Methods: Information on cases and deaths related to COVID-19 was obtained from Worldometer data. The change of mobility after the outbreak of COVID-19 in 119 countries across six continents was extracted from the Google’s Community Mobility Reports published on April 2, 2020. Google provided novel data regarding how the practice of social distancing changed in six places (i.e., retail and recreation, grocery and pharmacy, parks, transit stations, workplaces, and residences) from February 16th, 2020 to March 29, 2020 compared to the median value from January 3 to February 6, 2020. This study employed three analytical methodologies: 1) cluster analysis to classify 119 countries based on similarity in trends in the changes in social distancing; 2) ANOVA with post-hoc Bonferroni and Scheffe tests to detect differences in the confirmed COVID-19 cases and deaths among the country clusters identified; and 3) Pearson correlation analysis to examine the relationship between COVID-19 and social distancing.
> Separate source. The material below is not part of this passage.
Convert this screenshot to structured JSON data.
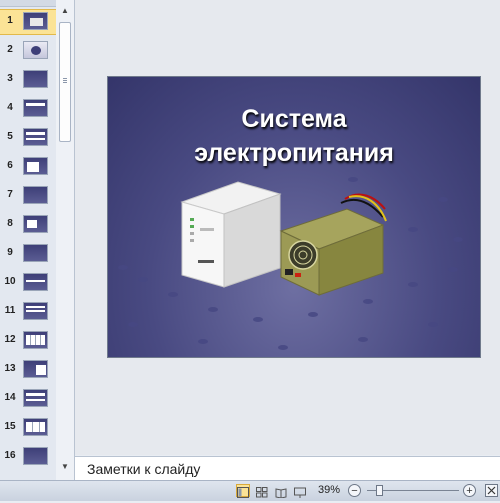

This study adopted a cross-sectional approach that can show the snapshot of the relationship between social distancing and COVID-19.

Results: Three country clusters best fit the data: 18 countries with the smallest change in social distancing, 51 countries with medium change in social distancing, and 50 countries with the highest change in social distancing. Significant differences were observed in total cases (F (2, 111) = 7.76, p < 0.001) and deaths (F (2, 97) = 5.03, p = 0.01) per million people among the three country groups. The countries with the highest change in social distancing had more total cases and deaths than the countries with the smallest and medium changes in social distancing. Consistently, the practice of social distance was significantly correlated with total cases (p < 0.01) and deaths per million people (p < 0.01).

Conclusions and Implications: Significant differences noted between the countries with medium and the highest changes in social distancing in the number of total COVID-19 cases and deaths per million people suggest that higher risk increases physical distancing and reduces interactions between people in communities. These findings support the idea that individuals’ social distancing could be influenced by their fear and risk of death from the contagious pandemic. The increasing risk of death from COVID-19 might have caused more fear of death in people and communities.